I followed my own drawstring bag tutorial that I wrote up (haha) for ease, and then for the Indigo Twill bag I made a gusset so that it had more of a base. I used this good tutorial by Purl Soho for that. I was put off my making a gusset with the linen bag because I wanted to french the seams, and I'm not sure if it's possible to do that with a gusset, or at least I didn't have time to think for that long about it and work it out. I didn't french my Indigo twill bag as it is far too thick a fabric, I zigzagged instead.
Luckily I also had enough trimmings in my stash and in the right colours to match my other bags.
The Indigo twill drawstring is my favourite. As it's a structured fabric it works really well with a wider base and the sides still stand up when the drawstring is undone. It would be a great knitter's project bag. Because the fabric is so much thicker, it's not possible to pull the drawstring all the way closed (see below). I therefore added a big snap fastener in the middle just below the drawstring channel so that it can be closed. This is really nice because you can then leave the drawstring undrawn and still close the bag. I just love this fabric, it would make a perfect Foreman.
I made little care labels that I pinned onto the garments/objects letting people know what they were, the fabric content and how to wash and not to tumble dry. Given the little time I had this year I'm very pleased that it was a success and I got everything I wanted to done. I ideally wanted to make six rather than four napkins, and as per my perfectionist personality, I kept thinking of new little makes to add to people's collections. Despite my nature though, I was good at making sure I didn't tire myself out making presents and even though I wanted to, I kept reminding myself that I don't need to "do it all", and that what I had made already was enough.

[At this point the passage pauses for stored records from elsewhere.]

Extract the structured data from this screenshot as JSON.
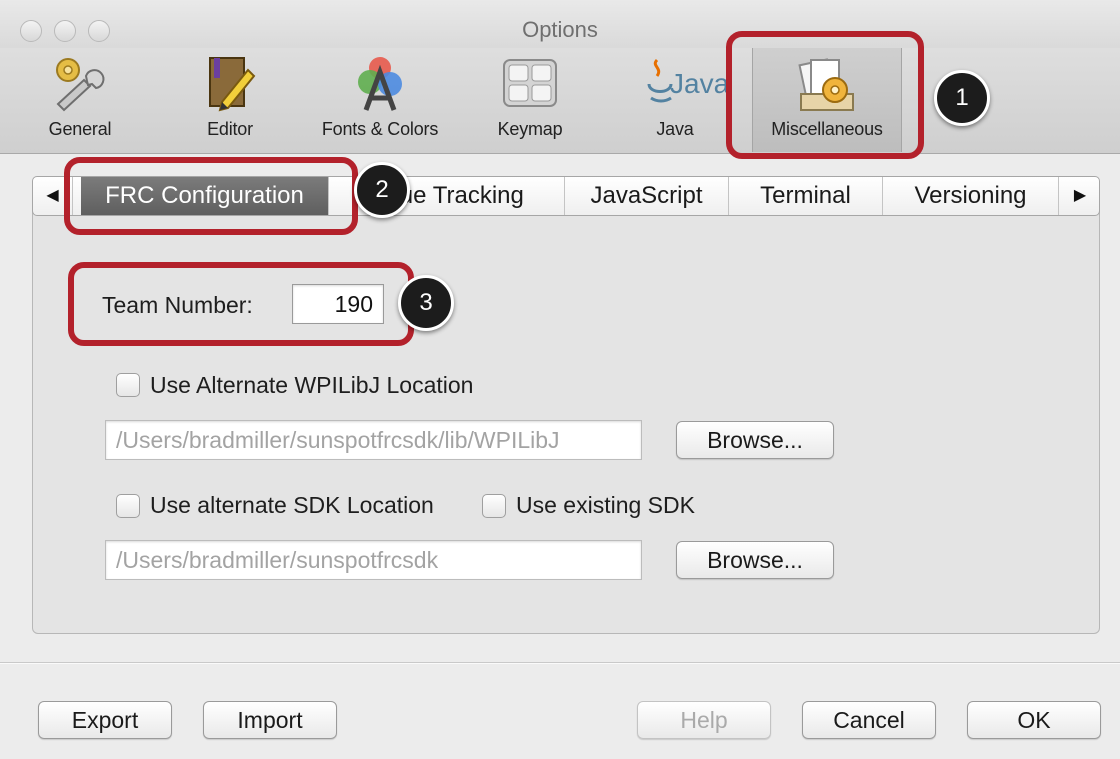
{
  "window": {
    "title": "Options"
  },
  "toolbar": {
    "items": [
      {
        "label": "General",
        "icon": "wrench-gear-icon"
      },
      {
        "label": "Editor",
        "icon": "pencil-notebook-icon"
      },
      {
        "label": "Fonts & Colors",
        "icon": "font-palette-icon"
      },
      {
        "label": "Keymap",
        "icon": "keyboard-icon"
      },
      {
        "label": "Java",
        "icon": "java-logo-icon"
      },
      {
        "label": "Miscellaneous",
        "icon": "misc-gear-papers-icon"
      }
    ],
    "java_logo_text": "Java"
  },
  "tabs": {
    "items": [
      {
        "label": "FRC Configuration"
      },
      {
        "label": "Issue Tracking"
      },
      {
        "label": "JavaScript"
      },
      {
        "label": "Terminal"
      },
      {
        "label": "Versioning"
      }
    ],
    "left_arrow": "◀",
    "right_arrow": "▶"
  },
  "form": {
    "team_number_label": "Team Number:",
    "team_number_value": "190",
    "alt_wpilibj_label": "Use Alternate WPILibJ Location",
    "wpilibj_path": "/Users/bradmiller/sunspotfrcsdk/lib/WPILibJ",
    "alt_sdk_label": "Use alternate SDK Location",
    "existing_sdk_label": "Use existing SDK",
    "sdk_path": "/Users/bradmiller/sunspotfrcsdk",
    "browse_label": "Browse..."
  },
  "footer": {
    "export_label": "Export",
    "import_label": "Import",
    "help_label": "Help",
    "cancel_label": "Cancel",
    "ok_label": "OK"
  },
  "annotations": {
    "badge1": "1",
    "badge2": "2",
    "badge3": "3"
  },
  "colors": {
    "callout_red": "#b3212b",
    "selected_tab": "#6b6b6b"
  }
}
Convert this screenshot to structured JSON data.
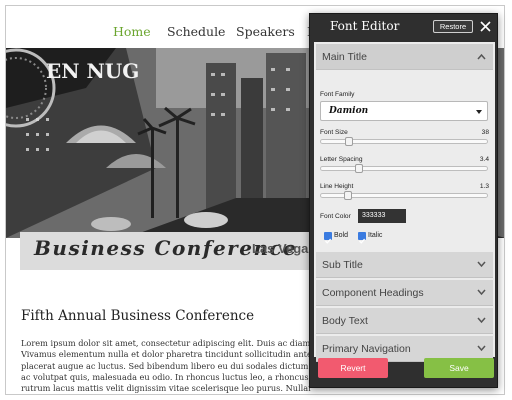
{
  "site": {
    "nav": {
      "home": "Home",
      "schedule": "Schedule",
      "speakers": "Speakers",
      "more": "L"
    },
    "hero": {
      "sign_text": "EN NUG"
    },
    "banner": {
      "script_title": "Business Conference",
      "tail": "Las Vegas,"
    },
    "content": {
      "heading": "Fifth Annual Business Conference",
      "body_lines": [
        "Lorem ipsum dolor sit amet, consectetur adipiscing elit. Duis ac diam",
        "Vivamus elementum nulla et dolor pharetra tincidunt sollicitudin ante",
        "placerat augue ac luctus. Sed bibendum libero eu dui sodales dictum",
        "ac volutpat quis, malesuada eu odio. In rhoncus luctus leo, a rhoncus",
        "rutrum lacus mattis velit dignissim vitae scelerisque leo purus. Nullam sed metus feugiat. Cum sociis"
      ]
    }
  },
  "editor": {
    "title": "Font Editor",
    "restore_label": "Restore",
    "sections": {
      "main_title": "Main Title",
      "sub_title": "Sub Title",
      "component_headings": "Component Headings",
      "body_text": "Body Text",
      "primary_navigation": "Primary Navigation"
    },
    "fields": {
      "font_family_label": "Font Family",
      "font_family_value": "Damion",
      "font_size_label": "Font Size",
      "font_size_value": "38",
      "letter_spacing_label": "Letter Spacing",
      "letter_spacing_value": "3.4",
      "line_height_label": "Line Height",
      "line_height_value": "1.3",
      "font_color_label": "Font Color",
      "font_color_value": "333333",
      "bold_label": "Bold",
      "italic_label": "Italic"
    },
    "sliders": {
      "font_size_fraction": 0.17,
      "letter_spacing_fraction": 0.23,
      "line_height_fraction": 0.16
    },
    "checkboxes": {
      "bold_checked": true,
      "italic_checked": true
    },
    "revert_label": "Revert",
    "save_label": "Save",
    "colors": {
      "accent_revert": "#f25a6f",
      "accent_save": "#86c045",
      "nav_active": "#6aa52e",
      "panel_dark": "#2f2f2f"
    },
    "icons": [
      "close-icon",
      "chevron-up-icon",
      "chevron-down-icon",
      "dropdown-caret-icon",
      "checkbox-checked-icon"
    ]
  }
}
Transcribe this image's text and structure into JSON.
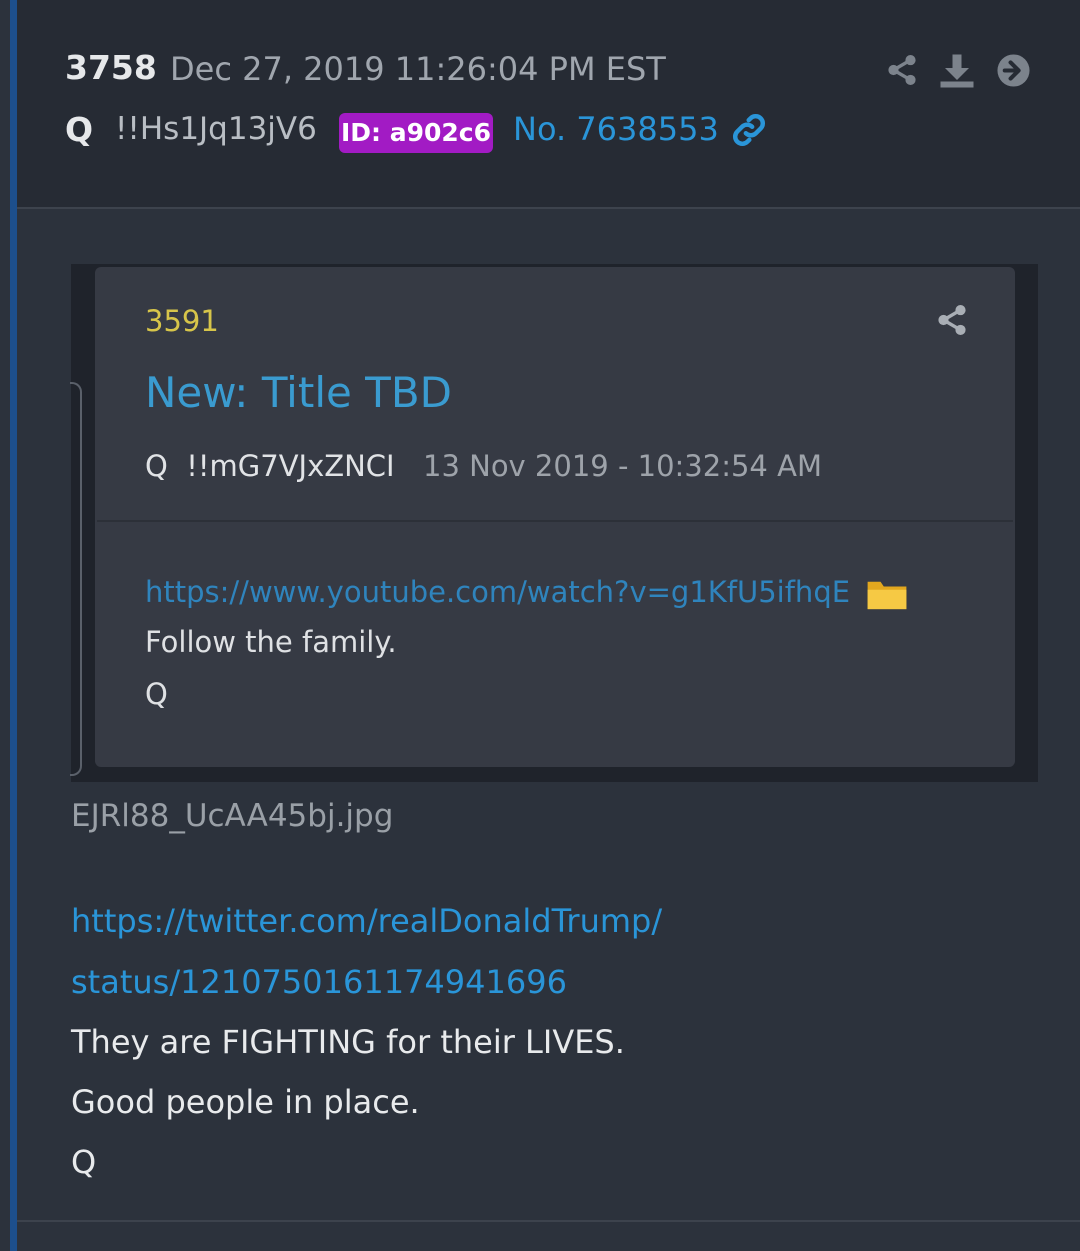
{
  "header": {
    "post_number": "3758",
    "date": "Dec 27, 2019 11:26:04 PM EST",
    "author": "Q",
    "tripcode": "!!Hs1Jq13jV6",
    "id_badge": "ID: a902c6",
    "post_no": "No. 7638553",
    "toolbar_icons": [
      "share-icon",
      "download-icon",
      "arrow-right-circle-icon"
    ]
  },
  "embedded_post": {
    "number": "3591",
    "title": "New: Title TBD",
    "author": "Q",
    "tripcode": "!!mG7VJxZNCI",
    "date": "13 Nov 2019 - 10:32:54 AM",
    "link": "https://www.youtube.com/watch?v=g1KfU5ifhqE",
    "lines": [
      "Follow the family.",
      "Q"
    ]
  },
  "attachment": {
    "filename": "EJRl88_UcAA45bj.jpg"
  },
  "body": {
    "link_line1": "https://twitter.com/realDonaldTrump/",
    "link_line2": "status/1210750161174941696",
    "lines": [
      "They are FIGHTING for their LIVES.",
      "Good people in place.",
      "Q"
    ]
  },
  "colors": {
    "background": "#2c323c",
    "header_bg": "#262b34",
    "link": "#2a95d8",
    "id_badge": "#a21bc4",
    "inner_number": "#d7c54a",
    "accent_bar": "#1d4f8c"
  }
}
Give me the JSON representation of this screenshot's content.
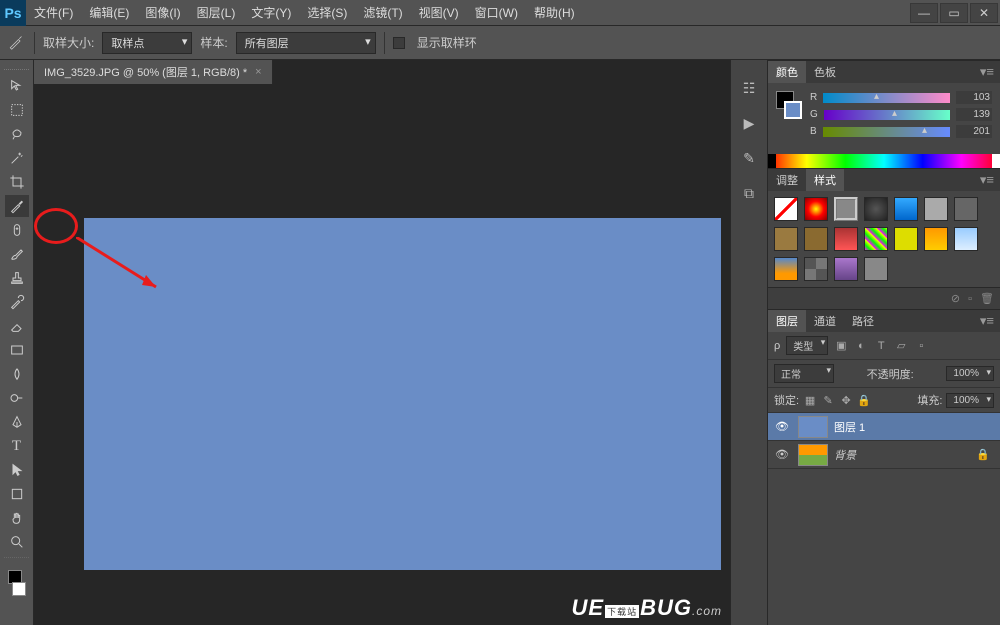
{
  "menu": {
    "items": [
      "文件(F)",
      "编辑(E)",
      "图像(I)",
      "图层(L)",
      "文字(Y)",
      "选择(S)",
      "滤镜(T)",
      "视图(V)",
      "窗口(W)",
      "帮助(H)"
    ]
  },
  "options": {
    "sample_label": "取样大小:",
    "sample_value": "取样点",
    "sample2_label": "样本:",
    "sample2_value": "所有图层",
    "ring_label": "显示取样环"
  },
  "document": {
    "tab": "IMG_3529.JPG @ 50% (图层 1, RGB/8) *"
  },
  "color": {
    "tab1": "颜色",
    "tab2": "色板",
    "r": "R",
    "g": "G",
    "b": "B",
    "rv": "103",
    "gv": "139",
    "bv": "201"
  },
  "adjust": {
    "tab1": "调整",
    "tab2": "样式"
  },
  "layers": {
    "tab1": "图层",
    "tab2": "通道",
    "tab3": "路径",
    "kind": "类型",
    "blend": "正常",
    "opacity_l": "不透明度:",
    "opacity_v": "100%",
    "lock": "锁定:",
    "fill_l": "填充:",
    "fill_v": "100%",
    "layer1": "图层 1",
    "bg": "背景"
  },
  "watermark": {
    "t1": "UE",
    "t2": "BUG",
    "badge": "下载站",
    "t3": ".com"
  }
}
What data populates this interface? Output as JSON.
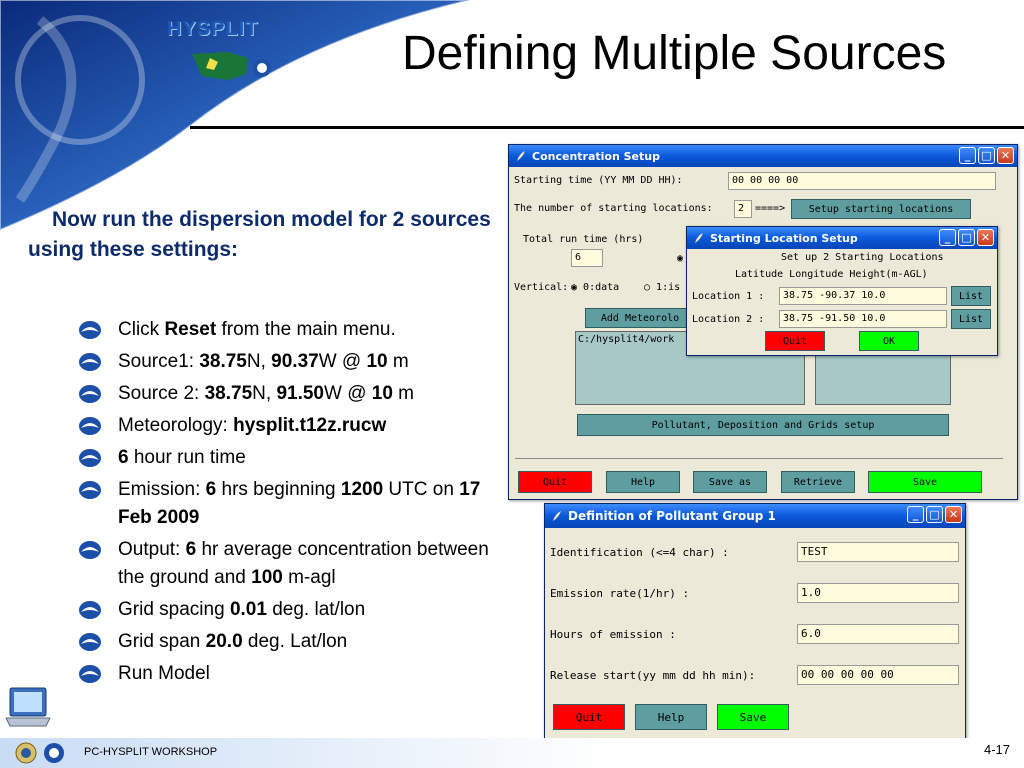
{
  "logo": {
    "text": "HYSPLIT"
  },
  "title": "Defining Multiple Sources",
  "intro": "Now run the dispersion model for 2 sources using these settings:",
  "bullets": [
    {
      "parts": [
        {
          "t": "Click "
        },
        {
          "t": "Reset",
          "b": true
        },
        {
          "t": " from the main menu."
        }
      ]
    },
    {
      "parts": [
        {
          "t": "Source1: "
        },
        {
          "t": "38.75",
          "b": true
        },
        {
          "t": "N, "
        },
        {
          "t": "90.37",
          "b": true
        },
        {
          "t": "W @ "
        },
        {
          "t": "10",
          "b": true
        },
        {
          "t": " m"
        }
      ]
    },
    {
      "parts": [
        {
          "t": "Source 2: "
        },
        {
          "t": "38.75",
          "b": true
        },
        {
          "t": "N, "
        },
        {
          "t": "91.50",
          "b": true
        },
        {
          "t": "W @ "
        },
        {
          "t": "10",
          "b": true
        },
        {
          "t": " m"
        }
      ]
    },
    {
      "parts": [
        {
          "t": "Meteorology: "
        },
        {
          "t": "hysplit.t12z.rucw",
          "b": true
        }
      ]
    },
    {
      "parts": [
        {
          "t": "6",
          "b": true
        },
        {
          "t": " hour run time"
        }
      ]
    },
    {
      "parts": [
        {
          "t": "Emission: "
        },
        {
          "t": "6",
          "b": true
        },
        {
          "t": " hrs beginning "
        },
        {
          "t": "1200",
          "b": true
        },
        {
          "t": " UTC on "
        },
        {
          "t": "17 Feb 2009",
          "b": true
        }
      ]
    },
    {
      "parts": [
        {
          "t": "Output: "
        },
        {
          "t": "6",
          "b": true
        },
        {
          "t": " hr average concentration between the ground and "
        },
        {
          "t": "100",
          "b": true
        },
        {
          "t": " m-agl"
        }
      ]
    },
    {
      "parts": [
        {
          "t": "Grid spacing "
        },
        {
          "t": "0.01",
          "b": true
        },
        {
          "t": " deg. lat/lon"
        }
      ]
    },
    {
      "parts": [
        {
          "t": "Grid span "
        },
        {
          "t": "20.0",
          "b": true
        },
        {
          "t": " deg. Lat/lon"
        }
      ]
    },
    {
      "parts": [
        {
          "t": "Run Model"
        }
      ]
    }
  ],
  "conc_window": {
    "title": "Concentration Setup",
    "starting_time_label": "Starting time    (YY MM DD HH):",
    "starting_time_value": "00 00 00 00",
    "num_locations_label": "The number of starting locations:",
    "num_locations_value": "2",
    "arrow": "====>",
    "setup_locations_button": "Setup starting locations",
    "total_run_label": "Total run time (hrs)",
    "total_run_value": "6",
    "vertical_label": "Vertical:",
    "vertical_opt0": "0:data",
    "vertical_opt1": "1:is",
    "add_met_button": "Add Meteorolo",
    "met_file": "C:/hysplit4/work",
    "pollutant_button": "Pollutant, Deposition and Grids setup",
    "quit": "Quit",
    "help": "Help",
    "save_as": "Save as",
    "retrieve": "Retrieve",
    "save": "Save"
  },
  "start_loc_window": {
    "title": "Starting Location Setup",
    "header1": "Set up 2 Starting Locations",
    "header2": "Latitude Longitude Height(m-AGL)",
    "loc1_label": "Location 1 :",
    "loc1_value": "38.75 -90.37 10.0",
    "loc2_label": "Location 2 :",
    "loc2_value": "38.75 -91.50 10.0",
    "list": "List",
    "quit": "Quit",
    "ok": "OK"
  },
  "pollutant_window": {
    "title": "Definition of Pollutant Group 1",
    "rows": [
      {
        "label": "Identification (<=4 char)     :",
        "value": "TEST"
      },
      {
        "label": "Emission rate(1/hr)           :",
        "value": "1.0"
      },
      {
        "label": "Hours of emission             :",
        "value": "6.0"
      },
      {
        "label": "Release start(yy mm dd hh min):",
        "value": "00 00 00 00 00"
      }
    ],
    "quit": "Quit",
    "help": "Help",
    "save": "Save"
  },
  "footer": {
    "text": "PC-HYSPLIT WORKSHOP",
    "page": "4-17"
  },
  "colors": {
    "title_blue": "#0d2b6b",
    "tk_teal": "#5f9ea0",
    "tk_field": "#fffbdc"
  }
}
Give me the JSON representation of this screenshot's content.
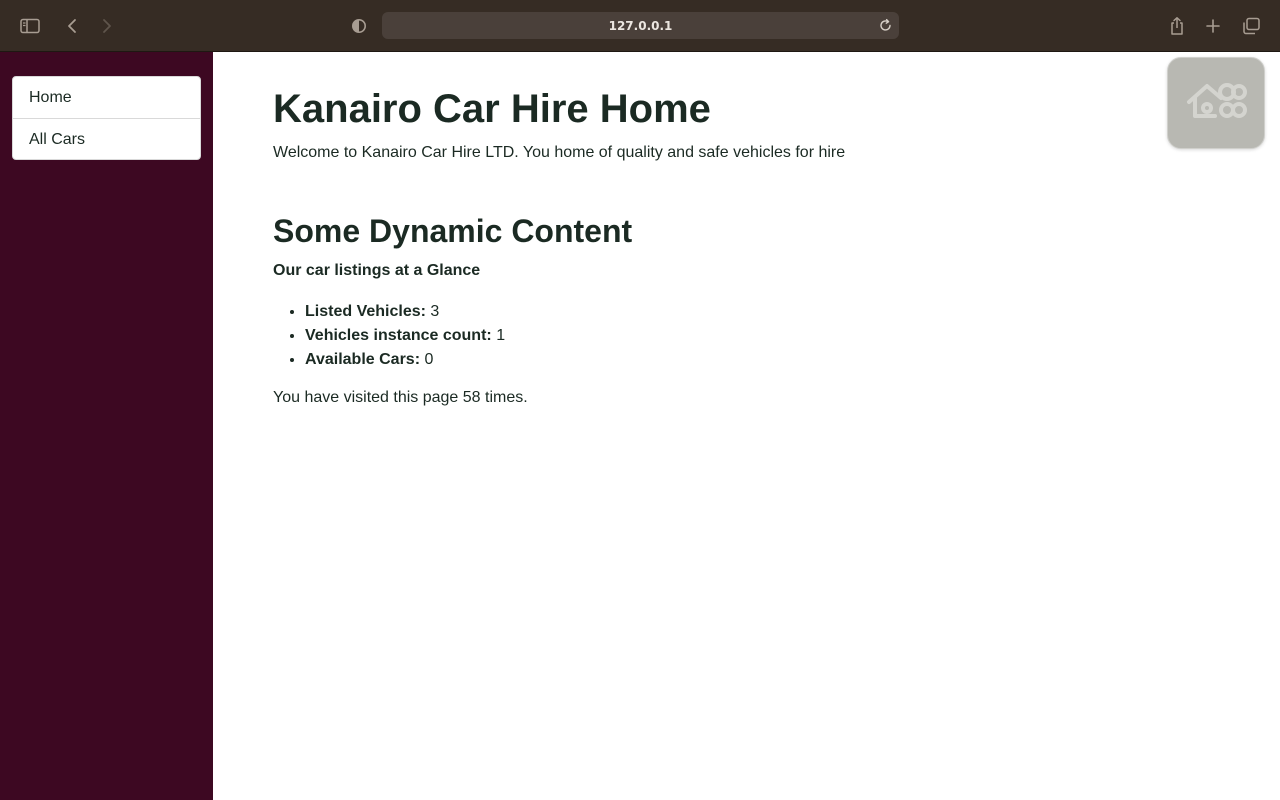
{
  "browser": {
    "url": "127.0.0.1",
    "icons": {
      "sidebar_toggle": "sidebar-icon",
      "back": "chevron-left-icon",
      "forward": "chevron-right-icon",
      "privacy": "shield-icon",
      "reload": "reload-icon",
      "share": "share-icon",
      "new_tab": "plus-icon",
      "tabs": "tabs-overview-icon"
    }
  },
  "sidebar": {
    "items": [
      {
        "label": "Home"
      },
      {
        "label": "All Cars"
      }
    ]
  },
  "main": {
    "title": "Kanairo Car Hire Home",
    "welcome": "Welcome to Kanairo Car Hire LTD. You home of quality and safe vehicles for hire",
    "section_title": "Some Dynamic Content",
    "glance_heading": "Our car listings at a Glance",
    "stats": [
      {
        "label": "Listed Vehicles:",
        "value": "3"
      },
      {
        "label": "Vehicles instance count:",
        "value": "1"
      },
      {
        "label": "Available Cars:",
        "value": "0"
      }
    ],
    "visits": "You have visited this page 58 times."
  },
  "colors": {
    "toolbar": "#362c24",
    "sidebar": "#3d0822",
    "text": "#1b2a23"
  }
}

I am looking forward to getting back to making something for myself, I started a York Apron in November which remains half done because I didn't have 7 metres of bias in my stash. I've just recently bought some so hoping this can resume soon. I have instead been doing a tiny bit of knitting over December, I managed a snood and a few more lines of my cardigan. But of course, I need to first make David's Fairfield, and my maker's vouchers!